▶
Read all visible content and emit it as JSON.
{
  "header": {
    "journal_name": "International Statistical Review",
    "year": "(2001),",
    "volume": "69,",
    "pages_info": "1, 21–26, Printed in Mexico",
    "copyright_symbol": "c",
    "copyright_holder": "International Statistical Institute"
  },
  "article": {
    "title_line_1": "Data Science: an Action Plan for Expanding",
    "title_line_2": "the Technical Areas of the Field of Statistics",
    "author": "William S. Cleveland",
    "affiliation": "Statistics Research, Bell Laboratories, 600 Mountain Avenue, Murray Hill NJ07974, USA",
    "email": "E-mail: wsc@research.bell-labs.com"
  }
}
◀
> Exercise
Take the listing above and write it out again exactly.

> Response to this exercise
Read all visible content and emit it as JSON.
{
  "header": {
    "journal_name": "International Statistical Review",
    "year": "(2001),",
    "volume": "69,",
    "pages_info": "1, 21–26, Printed in Mexico",
    "copyright_symbol": "c",
    "copyright_holder": "International Statistical Institute"
  },
  "article": {
    "title_line_1": "Data Science: an Action Plan for Expanding",
    "title_line_2": "the Technical Areas of the Field of Statistics",
    "author": "William S. Cleveland",
    "affiliation": "Statistics Research, Bell Laboratories, 600 Mountain Avenue, Murray Hill NJ07974, USA",
    "email": "E-mail: wsc@research.bell-labs.com"
  }
}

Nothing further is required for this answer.